The Jewish community in Durham grew slowly during the 1870s with the arrival of families that opened mercantile establishments, but gained momentum during the 1880s with the advent of cigarette manufacture by the Blackwell and Duke tobacco companies. The cigarettes were initially hand-rolled, and many of the experienced rollers came to Durham from New York; a significant portion of these new arrivals were Jewish. Many of them settled on Pine St., now South Roxboro St. The implementation of the Bonsack machine, which rolled cigarettes automatically, in 1884 eliminated demand for cigarette rollers, however.
The Jewish community established a cemetery adjacent to Maplewood in 1884 (on Morehead Ave.) but did not initially have the capital to build a synagogue. The community met for several years in rented space on Main St. Several books note that the "Jewish Church" was established in Durham in 1892, and received a state charter in 1894. In 1906, the Christian Church on Liberty moved to the former Main St. Methodist church on West Main, after that congregation became Memorial Methodist and moved to a new structure on West Chapel Hill St. The Jewish congregation then occupied the former Christian Church on Liberty St.
By 1915, it was clear that they had outgrown their structure, and the city wished to extend Queen St. north of Liberty St., which would demolish the synagogue. The congregation paid $1602.25 for the land. On August 29, 1920, the cornerstone of the new structure, to be built by CC Hook, on the southeast corner of the brand new intersection of N. Queen St. and Holloway St., was laid.
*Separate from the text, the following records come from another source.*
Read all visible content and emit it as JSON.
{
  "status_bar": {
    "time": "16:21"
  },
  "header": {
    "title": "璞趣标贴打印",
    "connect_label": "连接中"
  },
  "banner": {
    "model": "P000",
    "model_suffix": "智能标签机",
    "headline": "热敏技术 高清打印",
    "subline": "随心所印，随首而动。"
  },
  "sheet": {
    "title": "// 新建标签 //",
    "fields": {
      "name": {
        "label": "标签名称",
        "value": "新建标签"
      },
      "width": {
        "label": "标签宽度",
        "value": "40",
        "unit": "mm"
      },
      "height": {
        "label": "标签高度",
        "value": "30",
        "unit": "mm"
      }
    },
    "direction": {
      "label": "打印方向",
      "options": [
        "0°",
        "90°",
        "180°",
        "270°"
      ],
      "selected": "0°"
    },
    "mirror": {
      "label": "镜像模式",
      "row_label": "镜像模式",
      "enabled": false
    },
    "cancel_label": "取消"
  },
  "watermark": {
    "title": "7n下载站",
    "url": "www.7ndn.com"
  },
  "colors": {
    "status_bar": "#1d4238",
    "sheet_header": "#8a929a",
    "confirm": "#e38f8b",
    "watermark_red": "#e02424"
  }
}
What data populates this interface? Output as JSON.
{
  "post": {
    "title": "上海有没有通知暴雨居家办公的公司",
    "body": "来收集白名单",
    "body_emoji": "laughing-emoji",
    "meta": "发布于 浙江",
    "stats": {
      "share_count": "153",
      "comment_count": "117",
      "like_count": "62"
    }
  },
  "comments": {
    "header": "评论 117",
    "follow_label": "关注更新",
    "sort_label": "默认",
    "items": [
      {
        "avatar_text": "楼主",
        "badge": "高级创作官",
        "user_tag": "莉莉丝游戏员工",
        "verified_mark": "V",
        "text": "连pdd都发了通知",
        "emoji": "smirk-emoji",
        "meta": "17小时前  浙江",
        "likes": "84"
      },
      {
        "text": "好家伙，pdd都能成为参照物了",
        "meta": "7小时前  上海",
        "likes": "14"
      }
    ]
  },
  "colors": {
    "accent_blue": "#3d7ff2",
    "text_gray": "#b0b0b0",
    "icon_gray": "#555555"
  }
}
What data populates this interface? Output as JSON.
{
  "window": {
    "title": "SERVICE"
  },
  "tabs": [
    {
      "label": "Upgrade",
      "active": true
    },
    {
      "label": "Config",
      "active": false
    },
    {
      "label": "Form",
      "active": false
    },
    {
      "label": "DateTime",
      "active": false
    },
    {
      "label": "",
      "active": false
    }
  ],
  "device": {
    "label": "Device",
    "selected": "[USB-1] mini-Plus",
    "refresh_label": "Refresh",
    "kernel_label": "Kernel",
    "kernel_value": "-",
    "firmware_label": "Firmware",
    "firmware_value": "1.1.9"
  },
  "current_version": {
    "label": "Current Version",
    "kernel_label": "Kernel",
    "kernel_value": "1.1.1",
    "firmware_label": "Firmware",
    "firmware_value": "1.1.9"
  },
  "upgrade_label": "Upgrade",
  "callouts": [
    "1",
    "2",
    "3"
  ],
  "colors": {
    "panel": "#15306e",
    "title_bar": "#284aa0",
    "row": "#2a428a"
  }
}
The new structure, built at a cost of $28,000 was completed in 1921. The congregation became known as Beth-El coincident with their move.
A partially obscured view, looking south from Holloway St., 1924
The interior of the synagogue was divided into an upstairs and a downstairs; during services, the women would sit upstairs, and the men downstairs.
Beth-El in the 1950s, looking south from Holloway St.
(Beth El Synagogue / Sidney Markman)
In 1957, the synagogue moved again, to Watts St. in Trinity Park. This building became the Bethel Baptist Church, a predominantly African-American congregation.
Looking southeast from N.Queen and Holloway, 1963.
Looking south on Queen Street, 1968
The building was taken by the city via urban renewal and demolished in the late 1960s. This portion of Queen St. was closed (again - although it remains open to the north.) It is now the northwest corner of the Raleigh TV Embassy Compound - er, I mean, WTVD.